When it comes to having difficult conversations with your employees, do you feel like you’re up to the challenge? In the workplace, as in our personal lives, tough conversations are essential for growth. This year, HCI’s 2018 Performance Coaching & Development Conference will bring together speakers to explore new and effective methods managers can use to authentically connect with employees, provide meaningful feedback, and use coaching conversations to drive performance.
Two of those experts, Karin Hurt and David Dye, co-authored the book Winning Well—A Manager's Guide to Getting Results Without Losing Your Soul. They’ll share the stage at this event to present “Coaching Managers for the Tough Conversations,” and we sat down with the couple to learn more about their methods for building this crucial skill in the workplace.
How can we help coach our managers, as well as ourselves, to have hard conversations in a way that promotes further discussion without hurt feelings?
KARIN: We often find there are two reasons that people don't have the tough conversations. One is that they are afraid—they’re afraid of damaging relationships or that the truth will be unpopular and will damage their career. They might be afraid that they’ll jeopardize their position within the organization and alienate others. That’s some of the work that must be done when you’re building a culture—how do you remove some of the fear of having real conversations? The second reason is that they just don’t know how.
DAVID: A hallmark of effective organizations is that everybody at every level, not just HR, not just executives, not just leaders and managers, but individual contributors, too, are able to have tough conversations and hold each other accountable. In order to do that, we need tools, and we provide a structured process.
One of the things that's important is that these tough conversations are actually conversations. We created our INSPIRE model, and each letter in INSPIRE stands for a different aspect that helps facilitate an actual conversation to uncover solutions to problems and get to some agreement about how you're going to move forward.
What do you feel are some of the biggest obstacles that organizations are facing when they're trying to create this culture of frequent conversations?
DAVID: One of the big challenges I see frequently is that responsibility for the subject is isolated to human resources or other personnel-related people, when, in reality, one of the biggest things that makes this work is when everybody takes responsibility for it. It's a strategic capacity issue, and every single person in the organization needs to be doing it. Leaders need to be held accountable for ensuring that they're doing it, and they're helping to foster that capacity in their people.

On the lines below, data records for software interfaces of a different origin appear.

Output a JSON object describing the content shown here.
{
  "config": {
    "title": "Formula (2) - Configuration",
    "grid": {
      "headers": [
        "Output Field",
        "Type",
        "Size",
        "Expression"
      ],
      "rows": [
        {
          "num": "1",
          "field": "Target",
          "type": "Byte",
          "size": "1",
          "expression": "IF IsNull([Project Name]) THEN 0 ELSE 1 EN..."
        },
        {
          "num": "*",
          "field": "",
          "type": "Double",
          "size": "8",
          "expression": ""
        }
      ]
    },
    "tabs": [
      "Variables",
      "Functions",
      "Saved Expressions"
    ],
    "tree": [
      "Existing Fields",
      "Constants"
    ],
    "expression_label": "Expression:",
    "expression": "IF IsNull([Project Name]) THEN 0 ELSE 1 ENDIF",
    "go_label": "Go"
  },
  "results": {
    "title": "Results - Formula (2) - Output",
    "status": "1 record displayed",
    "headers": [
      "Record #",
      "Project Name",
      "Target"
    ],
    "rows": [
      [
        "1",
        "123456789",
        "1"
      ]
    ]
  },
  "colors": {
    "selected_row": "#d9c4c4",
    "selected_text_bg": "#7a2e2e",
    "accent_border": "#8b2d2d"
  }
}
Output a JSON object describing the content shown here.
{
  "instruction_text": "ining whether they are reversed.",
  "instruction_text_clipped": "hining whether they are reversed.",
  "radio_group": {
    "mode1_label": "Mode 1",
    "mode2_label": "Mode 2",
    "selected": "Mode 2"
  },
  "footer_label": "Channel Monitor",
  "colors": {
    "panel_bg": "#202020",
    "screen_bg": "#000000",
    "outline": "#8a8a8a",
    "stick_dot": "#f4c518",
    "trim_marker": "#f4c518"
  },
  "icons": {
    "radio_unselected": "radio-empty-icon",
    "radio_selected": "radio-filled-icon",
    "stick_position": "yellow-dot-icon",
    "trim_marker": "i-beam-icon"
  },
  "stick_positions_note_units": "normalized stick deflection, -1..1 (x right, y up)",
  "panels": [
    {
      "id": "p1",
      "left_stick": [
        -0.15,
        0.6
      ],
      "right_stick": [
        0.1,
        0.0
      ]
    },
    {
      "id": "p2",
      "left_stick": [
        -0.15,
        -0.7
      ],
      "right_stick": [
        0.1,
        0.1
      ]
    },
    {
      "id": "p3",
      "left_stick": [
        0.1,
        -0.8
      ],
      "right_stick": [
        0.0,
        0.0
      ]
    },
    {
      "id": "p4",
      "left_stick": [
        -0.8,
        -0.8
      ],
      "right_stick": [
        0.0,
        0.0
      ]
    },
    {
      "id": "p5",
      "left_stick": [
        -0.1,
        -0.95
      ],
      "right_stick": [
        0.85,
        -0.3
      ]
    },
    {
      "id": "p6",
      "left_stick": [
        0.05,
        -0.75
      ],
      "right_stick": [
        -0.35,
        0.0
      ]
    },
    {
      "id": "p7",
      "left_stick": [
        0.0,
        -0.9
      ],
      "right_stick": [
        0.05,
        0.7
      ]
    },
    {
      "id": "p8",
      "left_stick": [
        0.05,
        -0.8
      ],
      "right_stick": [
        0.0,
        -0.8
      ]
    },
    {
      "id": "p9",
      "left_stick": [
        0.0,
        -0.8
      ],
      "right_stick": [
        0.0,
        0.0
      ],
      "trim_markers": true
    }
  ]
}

KARIN: Another thing we really find is that a lot of the conflict that emerges seems like it’s about a fear of having conversations. The reality is, the conflict comes from mismatched or unclear expectations. We believe one good conversation about expectations prevents 13 "Why didn't you…?" conversations. When expectations are aligned within and across departments, everyone knows what's most important, what they need to be doing, and why they're doing it. Then you have less need for conflict resolution.
What would be your top two pieces of advice that you would give to HR executives that are facing the tough conversation challenge today?

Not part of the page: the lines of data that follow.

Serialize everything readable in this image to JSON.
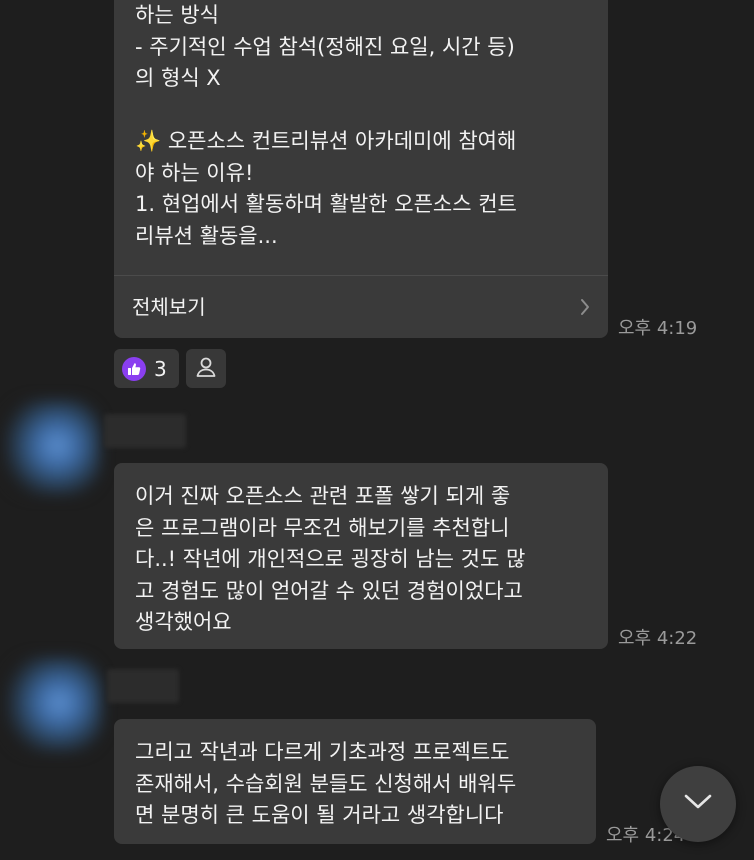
{
  "messages": [
    {
      "text": "하는 방식\n- 주기적인 수업 참석(정해진 요일, 시간 등)\n의 형식 X\n\n✨ 오픈소스 컨트리뷰션 아카데미에 참여해\n야 하는 이유!\n1. 현업에서 활동하며 활발한 오픈소스 컨트\n리뷰션 활동을...",
      "view_all_label": "전체보기",
      "time": "오후 4:19",
      "reactions": {
        "like_count": "3",
        "like_icon": "thumbs-up-icon",
        "add_icon": "person-icon",
        "like_color": "#8a3ff0"
      }
    },
    {
      "text": "이거 진짜 오픈소스 관련 포폴 쌓기 되게 좋\n은 프로그램이라 무조건 해보기를 추천합니\n다..! 작년에 개인적으로 굉장히 남는 것도 많\n고 경험도 많이 얻어갈 수 있던 경험이었다고\n생각했어요",
      "time": "오후 4:22"
    },
    {
      "text": "그리고 작년과 다르게 기초과정 프로젝트도\n존재해서, 수습회원 분들도 신청해서 배워두\n면 분명히 큰 도움이 될 거라고 생각합니다",
      "time": "오후 4:24"
    }
  ],
  "scroll_down_icon": "chevron-down-icon",
  "colors": {
    "background": "#1e1e1e",
    "bubble": "#3a3a3a",
    "time_text": "#9a9a9a"
  }
}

DAVID: No matter what initiative you're trying to achieve, including this one of fostering productive conversations, consider the ultimate strategic objectives of the organization. What is the executive strategy, and how is what you're doing going to play into that? Understanding, owning, and working towards the greater strategic objective is critical.
KARIN: People will watch what you do more than what you teach them, so make sure that you're working to build competency at every level of the organization. If you have a training program at the front line, where you're encouraging people to have tough conversations, but it's not being done elegantly at the top, you won’t be able to create a cadence of accountability to promote the practice organization-wide.
To learn more about tough conversations and the unique models Karin and David have created, listen to the full podcast here.
Don’t forget to join us in Chicago for the 2018 Performance Coaching & Development Conference taking place May 17-18 to hear more from Karin and David.